## Exercise brief
Search the records below for "glyph"; copy each line that has it.
══════════
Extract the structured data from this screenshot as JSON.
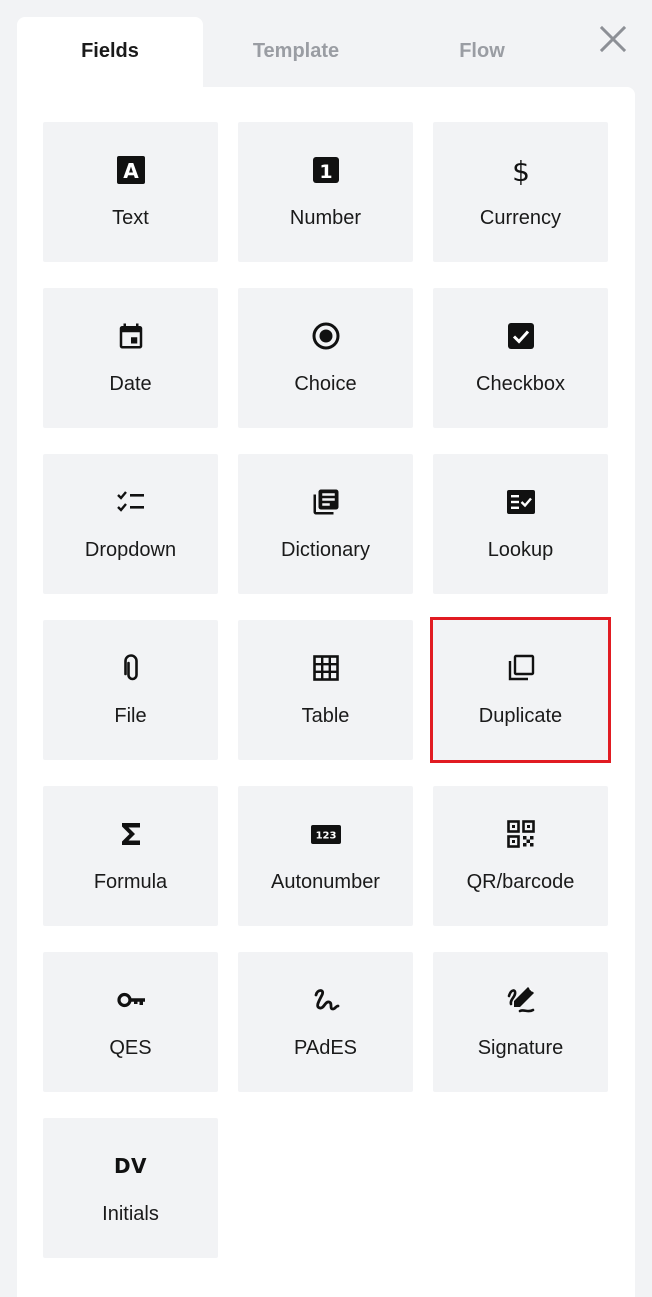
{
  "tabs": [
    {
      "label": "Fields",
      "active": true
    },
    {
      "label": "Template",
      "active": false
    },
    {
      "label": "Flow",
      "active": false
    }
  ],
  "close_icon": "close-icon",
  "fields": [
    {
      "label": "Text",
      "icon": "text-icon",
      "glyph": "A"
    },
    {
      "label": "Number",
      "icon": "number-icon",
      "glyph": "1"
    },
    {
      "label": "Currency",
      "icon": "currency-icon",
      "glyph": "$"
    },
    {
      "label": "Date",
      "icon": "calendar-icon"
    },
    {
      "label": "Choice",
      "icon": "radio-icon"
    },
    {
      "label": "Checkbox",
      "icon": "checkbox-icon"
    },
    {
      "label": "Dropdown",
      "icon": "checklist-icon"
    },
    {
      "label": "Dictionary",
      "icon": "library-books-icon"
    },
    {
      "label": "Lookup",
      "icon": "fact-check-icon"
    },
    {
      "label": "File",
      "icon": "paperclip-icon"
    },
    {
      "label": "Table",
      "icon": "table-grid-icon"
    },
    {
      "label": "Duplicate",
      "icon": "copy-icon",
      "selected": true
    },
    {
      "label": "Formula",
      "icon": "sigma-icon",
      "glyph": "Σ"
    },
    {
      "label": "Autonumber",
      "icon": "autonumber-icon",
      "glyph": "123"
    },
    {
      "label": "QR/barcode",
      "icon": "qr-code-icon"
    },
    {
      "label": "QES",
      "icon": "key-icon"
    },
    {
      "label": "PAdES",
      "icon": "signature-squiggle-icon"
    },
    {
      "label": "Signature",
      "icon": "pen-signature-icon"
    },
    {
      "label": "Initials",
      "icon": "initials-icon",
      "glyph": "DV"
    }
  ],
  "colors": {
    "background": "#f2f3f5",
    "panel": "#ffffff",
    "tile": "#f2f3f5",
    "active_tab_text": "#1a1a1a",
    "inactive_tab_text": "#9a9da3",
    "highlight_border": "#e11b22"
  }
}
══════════
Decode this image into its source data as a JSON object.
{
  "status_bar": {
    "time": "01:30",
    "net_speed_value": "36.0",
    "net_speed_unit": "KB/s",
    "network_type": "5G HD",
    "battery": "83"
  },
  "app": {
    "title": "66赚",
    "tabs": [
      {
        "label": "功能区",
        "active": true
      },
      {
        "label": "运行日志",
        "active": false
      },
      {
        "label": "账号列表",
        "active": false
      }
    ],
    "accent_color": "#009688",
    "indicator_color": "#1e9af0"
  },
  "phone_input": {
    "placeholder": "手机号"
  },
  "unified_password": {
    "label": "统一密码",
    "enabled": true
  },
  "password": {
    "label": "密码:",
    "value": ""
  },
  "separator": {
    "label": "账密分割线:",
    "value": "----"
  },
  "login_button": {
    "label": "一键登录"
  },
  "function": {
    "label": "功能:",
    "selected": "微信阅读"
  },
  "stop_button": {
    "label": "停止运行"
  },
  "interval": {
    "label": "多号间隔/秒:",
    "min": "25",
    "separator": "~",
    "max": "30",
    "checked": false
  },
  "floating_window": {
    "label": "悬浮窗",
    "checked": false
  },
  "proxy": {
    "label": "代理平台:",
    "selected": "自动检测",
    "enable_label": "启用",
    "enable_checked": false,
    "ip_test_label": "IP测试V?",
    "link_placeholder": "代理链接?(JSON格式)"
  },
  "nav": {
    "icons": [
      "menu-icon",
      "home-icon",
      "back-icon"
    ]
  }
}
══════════
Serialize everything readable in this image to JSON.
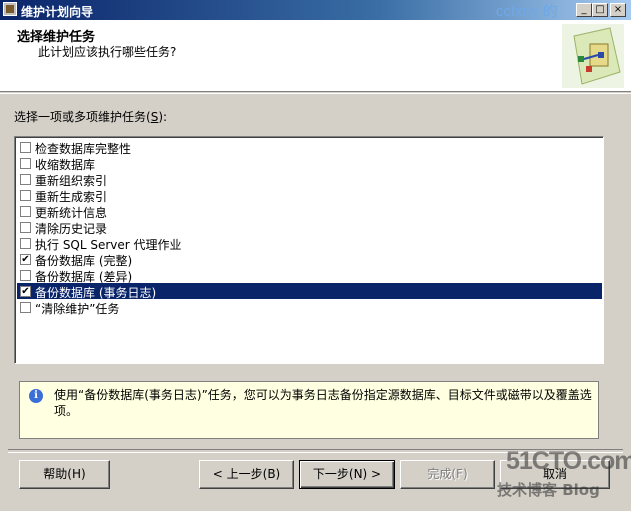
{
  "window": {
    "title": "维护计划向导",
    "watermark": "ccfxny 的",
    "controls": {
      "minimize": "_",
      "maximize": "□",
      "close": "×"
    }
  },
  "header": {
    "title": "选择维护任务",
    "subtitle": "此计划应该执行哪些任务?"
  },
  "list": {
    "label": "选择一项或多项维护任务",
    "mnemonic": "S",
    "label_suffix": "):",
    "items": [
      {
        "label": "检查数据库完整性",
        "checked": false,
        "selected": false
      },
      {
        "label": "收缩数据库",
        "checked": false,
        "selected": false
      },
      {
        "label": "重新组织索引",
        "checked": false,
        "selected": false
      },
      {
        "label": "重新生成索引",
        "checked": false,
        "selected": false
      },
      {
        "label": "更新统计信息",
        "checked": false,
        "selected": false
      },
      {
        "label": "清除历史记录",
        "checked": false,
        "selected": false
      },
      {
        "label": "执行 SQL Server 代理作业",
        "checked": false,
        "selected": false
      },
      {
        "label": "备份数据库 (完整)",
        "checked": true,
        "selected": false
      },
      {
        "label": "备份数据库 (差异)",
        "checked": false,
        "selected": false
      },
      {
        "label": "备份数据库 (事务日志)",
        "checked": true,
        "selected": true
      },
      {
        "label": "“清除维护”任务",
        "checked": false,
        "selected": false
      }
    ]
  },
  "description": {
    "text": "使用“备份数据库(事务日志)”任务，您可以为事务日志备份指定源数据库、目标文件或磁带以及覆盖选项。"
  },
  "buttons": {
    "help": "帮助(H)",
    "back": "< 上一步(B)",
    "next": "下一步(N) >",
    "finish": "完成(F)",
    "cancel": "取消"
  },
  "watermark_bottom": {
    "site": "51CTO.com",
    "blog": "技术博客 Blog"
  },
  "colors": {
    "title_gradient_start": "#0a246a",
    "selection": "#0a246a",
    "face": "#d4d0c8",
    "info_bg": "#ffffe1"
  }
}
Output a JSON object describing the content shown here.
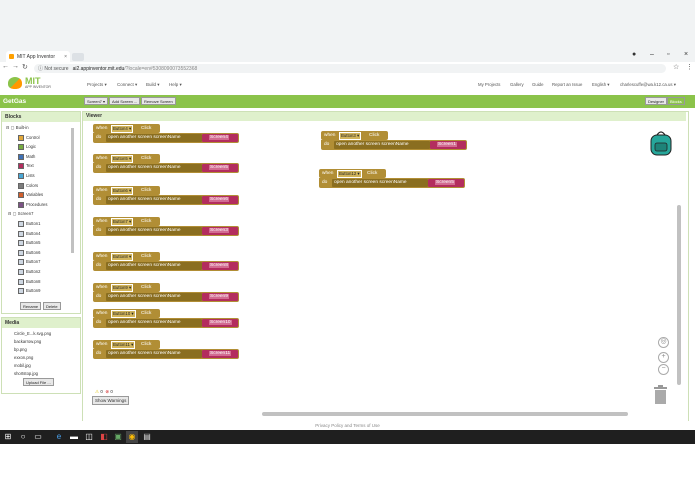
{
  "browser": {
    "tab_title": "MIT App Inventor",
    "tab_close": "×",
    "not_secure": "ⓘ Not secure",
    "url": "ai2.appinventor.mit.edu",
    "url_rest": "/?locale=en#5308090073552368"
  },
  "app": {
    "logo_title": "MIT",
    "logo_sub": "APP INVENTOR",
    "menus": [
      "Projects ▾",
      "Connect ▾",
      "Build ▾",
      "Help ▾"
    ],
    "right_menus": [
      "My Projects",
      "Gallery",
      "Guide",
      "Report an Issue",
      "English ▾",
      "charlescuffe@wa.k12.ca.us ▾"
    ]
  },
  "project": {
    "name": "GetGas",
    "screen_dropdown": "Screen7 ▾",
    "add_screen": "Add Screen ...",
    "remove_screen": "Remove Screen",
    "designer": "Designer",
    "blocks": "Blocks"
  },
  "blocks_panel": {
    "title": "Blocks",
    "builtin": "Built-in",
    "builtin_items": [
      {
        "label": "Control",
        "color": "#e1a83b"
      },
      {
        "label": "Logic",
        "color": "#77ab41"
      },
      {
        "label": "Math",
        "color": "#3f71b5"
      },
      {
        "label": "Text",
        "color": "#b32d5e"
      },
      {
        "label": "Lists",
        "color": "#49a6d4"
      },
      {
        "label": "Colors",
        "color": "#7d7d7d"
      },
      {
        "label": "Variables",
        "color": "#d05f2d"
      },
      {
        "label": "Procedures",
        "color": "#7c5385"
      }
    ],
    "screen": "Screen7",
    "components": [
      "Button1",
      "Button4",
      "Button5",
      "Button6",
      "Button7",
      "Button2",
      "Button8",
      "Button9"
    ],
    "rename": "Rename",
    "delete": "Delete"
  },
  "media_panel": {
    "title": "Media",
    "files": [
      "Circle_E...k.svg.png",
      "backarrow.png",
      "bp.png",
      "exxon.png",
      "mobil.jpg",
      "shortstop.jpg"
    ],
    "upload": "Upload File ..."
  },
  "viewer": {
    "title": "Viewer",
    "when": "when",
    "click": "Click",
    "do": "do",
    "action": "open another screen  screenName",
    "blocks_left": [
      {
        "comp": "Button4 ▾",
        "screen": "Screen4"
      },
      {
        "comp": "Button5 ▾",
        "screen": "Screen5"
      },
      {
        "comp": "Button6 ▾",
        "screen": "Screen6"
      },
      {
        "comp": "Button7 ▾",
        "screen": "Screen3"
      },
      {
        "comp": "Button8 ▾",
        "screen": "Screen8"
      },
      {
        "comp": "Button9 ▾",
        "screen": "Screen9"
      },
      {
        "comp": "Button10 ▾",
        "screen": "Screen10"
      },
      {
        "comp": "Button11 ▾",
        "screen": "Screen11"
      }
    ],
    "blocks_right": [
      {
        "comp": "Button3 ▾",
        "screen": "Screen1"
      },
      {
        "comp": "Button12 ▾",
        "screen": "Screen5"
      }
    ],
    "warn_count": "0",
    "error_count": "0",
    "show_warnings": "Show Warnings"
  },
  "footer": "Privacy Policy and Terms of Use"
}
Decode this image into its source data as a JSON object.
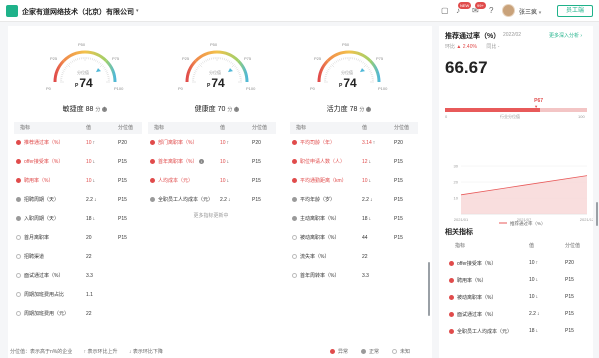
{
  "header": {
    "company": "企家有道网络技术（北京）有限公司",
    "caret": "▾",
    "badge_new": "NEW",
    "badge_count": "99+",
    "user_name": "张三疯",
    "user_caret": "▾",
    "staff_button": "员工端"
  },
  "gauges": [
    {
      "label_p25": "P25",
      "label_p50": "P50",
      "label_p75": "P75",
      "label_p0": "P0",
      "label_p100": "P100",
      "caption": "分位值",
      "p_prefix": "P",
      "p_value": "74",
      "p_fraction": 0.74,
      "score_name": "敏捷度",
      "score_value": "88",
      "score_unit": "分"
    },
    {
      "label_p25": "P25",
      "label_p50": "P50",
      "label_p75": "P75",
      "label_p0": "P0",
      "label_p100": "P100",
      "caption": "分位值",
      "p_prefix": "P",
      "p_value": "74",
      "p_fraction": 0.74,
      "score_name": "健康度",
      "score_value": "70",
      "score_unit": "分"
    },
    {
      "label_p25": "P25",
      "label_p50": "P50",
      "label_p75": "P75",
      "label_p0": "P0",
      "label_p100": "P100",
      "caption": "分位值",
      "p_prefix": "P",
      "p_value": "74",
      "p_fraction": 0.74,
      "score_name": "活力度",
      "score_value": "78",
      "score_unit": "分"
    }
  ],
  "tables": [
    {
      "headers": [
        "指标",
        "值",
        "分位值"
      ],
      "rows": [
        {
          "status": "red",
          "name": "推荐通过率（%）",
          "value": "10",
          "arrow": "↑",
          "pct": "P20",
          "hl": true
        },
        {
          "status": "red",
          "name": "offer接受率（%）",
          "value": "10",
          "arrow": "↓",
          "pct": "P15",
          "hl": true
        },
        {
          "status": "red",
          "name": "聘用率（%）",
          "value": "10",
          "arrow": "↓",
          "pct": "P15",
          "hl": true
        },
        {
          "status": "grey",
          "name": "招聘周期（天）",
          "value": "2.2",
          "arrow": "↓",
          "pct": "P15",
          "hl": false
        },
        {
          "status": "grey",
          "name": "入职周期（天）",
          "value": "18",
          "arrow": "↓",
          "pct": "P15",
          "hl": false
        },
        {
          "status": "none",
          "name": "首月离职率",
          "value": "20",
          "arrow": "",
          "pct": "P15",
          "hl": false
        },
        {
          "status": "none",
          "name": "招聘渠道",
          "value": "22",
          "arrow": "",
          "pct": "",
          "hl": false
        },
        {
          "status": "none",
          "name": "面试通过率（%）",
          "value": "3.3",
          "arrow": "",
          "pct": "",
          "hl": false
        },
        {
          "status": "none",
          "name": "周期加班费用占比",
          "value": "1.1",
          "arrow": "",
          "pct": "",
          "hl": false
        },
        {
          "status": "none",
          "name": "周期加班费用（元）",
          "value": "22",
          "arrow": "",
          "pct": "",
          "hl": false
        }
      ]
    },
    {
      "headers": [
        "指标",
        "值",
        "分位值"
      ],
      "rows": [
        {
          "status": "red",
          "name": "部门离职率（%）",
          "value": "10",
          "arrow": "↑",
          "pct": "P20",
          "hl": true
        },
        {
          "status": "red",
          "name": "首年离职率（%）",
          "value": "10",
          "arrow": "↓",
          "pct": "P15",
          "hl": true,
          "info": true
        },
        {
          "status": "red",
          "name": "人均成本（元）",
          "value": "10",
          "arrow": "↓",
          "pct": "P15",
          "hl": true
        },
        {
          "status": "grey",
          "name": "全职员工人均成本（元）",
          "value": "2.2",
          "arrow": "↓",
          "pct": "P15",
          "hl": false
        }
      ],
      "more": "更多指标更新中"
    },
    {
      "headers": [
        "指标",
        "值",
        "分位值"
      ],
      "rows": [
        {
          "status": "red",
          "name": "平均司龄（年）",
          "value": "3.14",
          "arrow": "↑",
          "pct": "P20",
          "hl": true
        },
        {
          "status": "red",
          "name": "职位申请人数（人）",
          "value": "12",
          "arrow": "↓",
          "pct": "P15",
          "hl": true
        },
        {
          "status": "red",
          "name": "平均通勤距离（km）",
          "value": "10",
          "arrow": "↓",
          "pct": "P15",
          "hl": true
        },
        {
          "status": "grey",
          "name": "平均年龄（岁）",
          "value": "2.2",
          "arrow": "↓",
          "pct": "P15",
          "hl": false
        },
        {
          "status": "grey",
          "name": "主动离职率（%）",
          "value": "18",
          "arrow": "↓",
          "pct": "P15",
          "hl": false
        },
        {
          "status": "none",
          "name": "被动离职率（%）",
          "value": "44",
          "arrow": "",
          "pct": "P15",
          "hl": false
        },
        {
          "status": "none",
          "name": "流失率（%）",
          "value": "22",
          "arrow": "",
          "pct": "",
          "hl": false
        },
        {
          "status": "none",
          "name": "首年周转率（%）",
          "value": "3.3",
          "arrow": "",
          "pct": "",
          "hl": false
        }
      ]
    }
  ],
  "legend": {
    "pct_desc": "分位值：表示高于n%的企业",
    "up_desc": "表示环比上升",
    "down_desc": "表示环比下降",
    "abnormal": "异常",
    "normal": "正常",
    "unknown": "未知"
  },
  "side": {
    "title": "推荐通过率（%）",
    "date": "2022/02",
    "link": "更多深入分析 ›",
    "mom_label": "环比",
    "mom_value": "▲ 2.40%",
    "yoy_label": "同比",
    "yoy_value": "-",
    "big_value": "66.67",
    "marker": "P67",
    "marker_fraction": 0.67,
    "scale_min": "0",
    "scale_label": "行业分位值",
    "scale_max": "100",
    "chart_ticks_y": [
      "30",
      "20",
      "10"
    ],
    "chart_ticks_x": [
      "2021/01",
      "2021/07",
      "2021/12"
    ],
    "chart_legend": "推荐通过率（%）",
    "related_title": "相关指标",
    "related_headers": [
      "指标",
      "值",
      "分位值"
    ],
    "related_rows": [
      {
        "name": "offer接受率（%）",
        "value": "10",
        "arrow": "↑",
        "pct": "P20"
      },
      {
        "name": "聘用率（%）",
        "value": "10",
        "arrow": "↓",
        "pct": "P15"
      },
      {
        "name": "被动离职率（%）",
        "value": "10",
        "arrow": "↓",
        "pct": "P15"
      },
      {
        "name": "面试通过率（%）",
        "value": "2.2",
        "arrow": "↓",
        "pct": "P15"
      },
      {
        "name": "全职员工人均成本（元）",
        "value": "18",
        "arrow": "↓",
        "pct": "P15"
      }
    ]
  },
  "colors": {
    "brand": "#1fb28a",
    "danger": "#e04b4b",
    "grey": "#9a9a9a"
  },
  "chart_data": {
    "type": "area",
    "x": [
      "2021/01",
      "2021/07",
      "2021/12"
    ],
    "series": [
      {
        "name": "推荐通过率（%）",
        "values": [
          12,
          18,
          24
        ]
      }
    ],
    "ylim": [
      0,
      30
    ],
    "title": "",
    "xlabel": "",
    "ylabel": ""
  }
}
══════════
## Response to this task
      "glyph": "A"
      "glyph": "1"
      "glyph": "$"
      "glyph": "Σ"
      "glyph": "123"
      "glyph": "DV"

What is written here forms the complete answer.